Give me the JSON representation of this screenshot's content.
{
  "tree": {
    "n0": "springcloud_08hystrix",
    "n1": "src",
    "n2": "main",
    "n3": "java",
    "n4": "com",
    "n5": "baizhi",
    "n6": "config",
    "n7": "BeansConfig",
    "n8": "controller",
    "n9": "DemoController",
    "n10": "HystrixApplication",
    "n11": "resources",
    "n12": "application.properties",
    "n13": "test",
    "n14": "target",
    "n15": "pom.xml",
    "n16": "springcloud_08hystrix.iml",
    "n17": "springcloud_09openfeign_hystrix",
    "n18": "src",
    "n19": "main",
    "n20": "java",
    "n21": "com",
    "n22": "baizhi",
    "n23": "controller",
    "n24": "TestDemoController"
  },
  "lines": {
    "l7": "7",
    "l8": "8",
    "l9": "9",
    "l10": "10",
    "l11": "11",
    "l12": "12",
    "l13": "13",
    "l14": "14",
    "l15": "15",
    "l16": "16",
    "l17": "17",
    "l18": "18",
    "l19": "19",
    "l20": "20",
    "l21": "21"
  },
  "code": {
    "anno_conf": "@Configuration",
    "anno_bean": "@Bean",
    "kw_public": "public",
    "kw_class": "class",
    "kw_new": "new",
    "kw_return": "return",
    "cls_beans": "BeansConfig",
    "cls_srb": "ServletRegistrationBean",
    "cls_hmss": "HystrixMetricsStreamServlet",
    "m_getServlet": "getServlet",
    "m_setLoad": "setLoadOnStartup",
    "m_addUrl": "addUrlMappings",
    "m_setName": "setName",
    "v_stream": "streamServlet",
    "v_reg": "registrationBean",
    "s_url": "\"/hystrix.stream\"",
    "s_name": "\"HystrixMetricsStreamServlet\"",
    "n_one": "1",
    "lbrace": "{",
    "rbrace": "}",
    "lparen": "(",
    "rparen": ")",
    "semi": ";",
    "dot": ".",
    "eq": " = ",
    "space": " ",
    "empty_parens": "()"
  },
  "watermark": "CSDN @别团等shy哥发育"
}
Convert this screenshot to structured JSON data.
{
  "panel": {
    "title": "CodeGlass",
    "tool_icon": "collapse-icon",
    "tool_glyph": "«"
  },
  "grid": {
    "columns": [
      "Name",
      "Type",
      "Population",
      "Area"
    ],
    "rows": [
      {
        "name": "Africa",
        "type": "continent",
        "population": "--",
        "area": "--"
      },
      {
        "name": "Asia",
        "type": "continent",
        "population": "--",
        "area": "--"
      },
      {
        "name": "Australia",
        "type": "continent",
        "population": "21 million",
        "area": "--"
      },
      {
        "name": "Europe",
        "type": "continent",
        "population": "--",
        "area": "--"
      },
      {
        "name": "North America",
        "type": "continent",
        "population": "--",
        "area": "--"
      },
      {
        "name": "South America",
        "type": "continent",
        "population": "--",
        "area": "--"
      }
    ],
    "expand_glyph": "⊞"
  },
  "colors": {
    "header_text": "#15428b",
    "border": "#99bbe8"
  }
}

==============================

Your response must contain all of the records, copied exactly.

[WRITTEN ANSWER]:
Give me the JSON representation of this screenshot's content.
{
  "tree": {
    "n0": "springcloud_08hystrix",
    "n1": "src",
    "n2": "main",
    "n3": "java",
    "n4": "com",
    "n5": "baizhi",
    "n6": "config",
    "n7": "BeansConfig",
    "n8": "controller",
    "n9": "DemoController",
    "n10": "HystrixApplication",
    "n11": "resources",
    "n12": "application.properties",
    "n13": "test",
    "n14": "target",
    "n15": "pom.xml",
    "n16": "springcloud_08hystrix.iml",
    "n17": "springcloud_09openfeign_hystrix",
    "n18": "src",
    "n19": "main",
    "n20": "java",
    "n21": "com",
    "n22": "baizhi",
    "n23": "controller",
    "n24": "TestDemoController"
  },
  "lines": {
    "l7": "7",
    "l8": "8",
    "l9": "9",
    "l10": "10",
    "l11": "11",
    "l12": "12",
    "l13": "13",
    "l14": "14",
    "l15": "15",
    "l16": "16",
    "l17": "17",
    "l18": "18",
    "l19": "19",
    "l20": "20",
    "l21": "21"
  },
  "code": {
    "anno_conf": "@Configuration",
    "anno_bean": "@Bean",
    "kw_public": "public",
    "kw_class": "class",
    "kw_new": "new",
    "kw_return": "return",
    "cls_beans": "BeansConfig",
    "cls_srb": "ServletRegistrationBean",
    "cls_hmss": "HystrixMetricsStreamServlet",
    "m_getServlet": "getServlet",
    "m_setLoad": "setLoadOnStartup",
    "m_addUrl": "addUrlMappings",
    "m_setName": "setName",
    "v_stream": "streamServlet",
    "v_reg": "registrationBean",
    "s_url": "\"/hystrix.stream\"",
    "s_name": "\"HystrixMetricsStreamServlet\"",
    "n_one": "1",
    "lbrace": "{",
    "rbrace": "}",
    "lparen": "(",
    "rparen": ")",
    "semi": ";",
    "dot": ".",
    "eq": " = ",
    "space": " ",
    "empty_parens": "()"
  },
  "watermark": "CSDN @别团等shy哥发育"
}
Convert this screenshot to structured JSON data.
{
  "panel": {
    "title": "CodeGlass",
    "tool_icon": "collapse-icon",
    "tool_glyph": "«"
  },
  "grid": {
    "columns": [
      "Name",
      "Type",
      "Population",
      "Area"
    ],
    "rows": [
      {
        "name": "Africa",
        "type": "continent",
        "population": "--",
        "area": "--"
      },
      {
        "name": "Asia",
        "type": "continent",
        "population": "--",
        "area": "--"
      },
      {
        "name": "Australia",
        "type": "continent",
        "population": "21 million",
        "area": "--"
      },
      {
        "name": "Europe",
        "type": "continent",
        "population": "--",
        "area": "--"
      },
      {
        "name": "North America",
        "type": "continent",
        "population": "--",
        "area": "--"
      },
      {
        "name": "South America",
        "type": "continent",
        "population": "--",
        "area": "--"
      }
    ],
    "expand_glyph": "⊞"
  },
  "colors": {
    "header_text": "#15428b",
    "border": "#99bbe8"
  }
}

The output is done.